Exercise details:
In the records below, find each line with the word "icon" and copy it.

Records shown:
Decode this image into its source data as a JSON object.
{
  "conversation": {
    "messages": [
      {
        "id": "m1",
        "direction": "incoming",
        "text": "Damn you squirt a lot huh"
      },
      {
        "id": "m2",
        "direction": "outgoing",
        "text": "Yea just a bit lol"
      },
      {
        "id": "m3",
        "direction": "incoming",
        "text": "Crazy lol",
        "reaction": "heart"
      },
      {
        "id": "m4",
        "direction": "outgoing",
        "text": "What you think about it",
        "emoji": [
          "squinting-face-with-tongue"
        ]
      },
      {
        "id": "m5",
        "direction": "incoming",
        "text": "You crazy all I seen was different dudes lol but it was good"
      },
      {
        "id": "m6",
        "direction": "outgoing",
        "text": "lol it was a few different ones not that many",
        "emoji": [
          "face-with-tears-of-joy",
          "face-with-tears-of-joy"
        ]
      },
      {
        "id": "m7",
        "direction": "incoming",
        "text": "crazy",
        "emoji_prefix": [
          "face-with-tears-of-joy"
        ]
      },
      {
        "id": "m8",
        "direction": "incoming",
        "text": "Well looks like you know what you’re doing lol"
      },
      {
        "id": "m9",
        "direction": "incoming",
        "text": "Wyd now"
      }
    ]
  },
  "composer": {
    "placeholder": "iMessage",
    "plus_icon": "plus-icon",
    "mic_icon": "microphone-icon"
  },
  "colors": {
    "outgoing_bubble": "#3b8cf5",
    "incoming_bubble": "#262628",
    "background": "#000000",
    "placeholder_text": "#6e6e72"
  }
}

Finished exercise:
    "plus_icon": "plus-icon",
    "mic_icon": "microphone-icon"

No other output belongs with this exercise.